(Input material begins)
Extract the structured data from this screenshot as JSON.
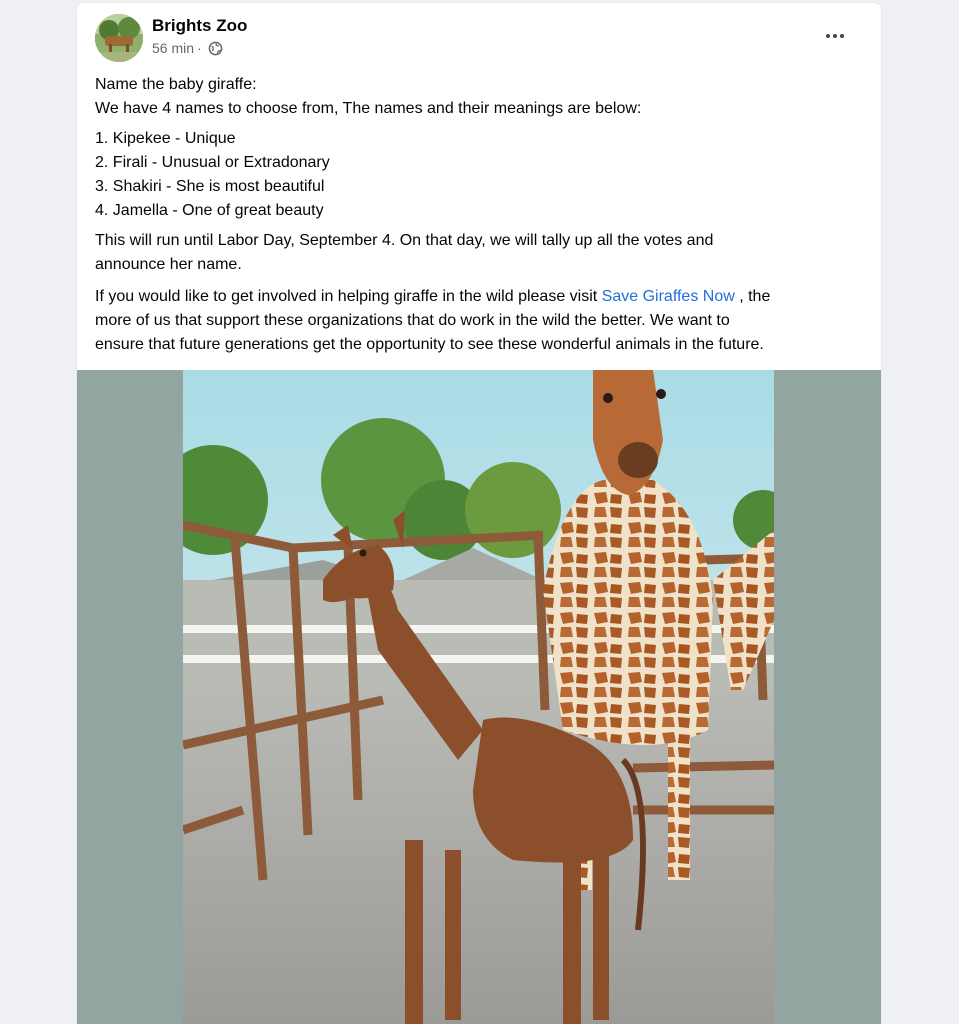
{
  "post": {
    "author": "Brights Zoo",
    "time": "56 min",
    "separator": "·",
    "icons": {
      "privacy": "globe-icon",
      "menu": "more-options-icon"
    },
    "text": {
      "heading": "Name the baby giraffe:",
      "intro": "We have 4 names to choose from, The names and their meanings are below:",
      "names": [
        "1.  Kipekee - Unique",
        "2.  Firali - Unusual or Extradonary",
        "3.  Shakiri - She is most beautiful",
        "4.  Jamella - One of great beauty"
      ],
      "run_line1": "This will run until Labor Day, September 4.    On that day, we will tally up all the votes and",
      "run_line2": "announce her name.",
      "involve_pre": " If you would like to get involved in helping giraffe in the wild please visit ",
      "involve_link": "Save Giraffes Now",
      "involve_post1": " ,  the",
      "involve_line2": "more of us that support these organizations that do work in the wild the better.    We want to",
      "involve_line3": "ensure that future generations get the opportunity to see these wonderful animals in the future."
    }
  },
  "colors": {
    "link": "#216fdb",
    "photo_background": "#93a5a1",
    "meta_text": "#65676b"
  }
}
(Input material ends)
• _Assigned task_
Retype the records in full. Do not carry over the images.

• _Answer box_
Extract the structured data from this screenshot as JSON.
{
  "post": {
    "author": "Brights Zoo",
    "time": "56 min",
    "separator": "·",
    "icons": {
      "privacy": "globe-icon",
      "menu": "more-options-icon"
    },
    "text": {
      "heading": "Name the baby giraffe:",
      "intro": "We have 4 names to choose from, The names and their meanings are below:",
      "names": [
        "1.  Kipekee - Unique",
        "2.  Firali - Unusual or Extradonary",
        "3.  Shakiri - She is most beautiful",
        "4.  Jamella - One of great beauty"
      ],
      "run_line1": "This will run until Labor Day, September 4.    On that day, we will tally up all the votes and",
      "run_line2": "announce her name.",
      "involve_pre": " If you would like to get involved in helping giraffe in the wild please visit ",
      "involve_link": "Save Giraffes Now",
      "involve_post1": " ,  the",
      "involve_line2": "more of us that support these organizations that do work in the wild the better.    We want to",
      "involve_line3": "ensure that future generations get the opportunity to see these wonderful animals in the future."
    }
  },
  "colors": {
    "link": "#216fdb",
    "photo_background": "#93a5a1",
    "meta_text": "#65676b"
  }
}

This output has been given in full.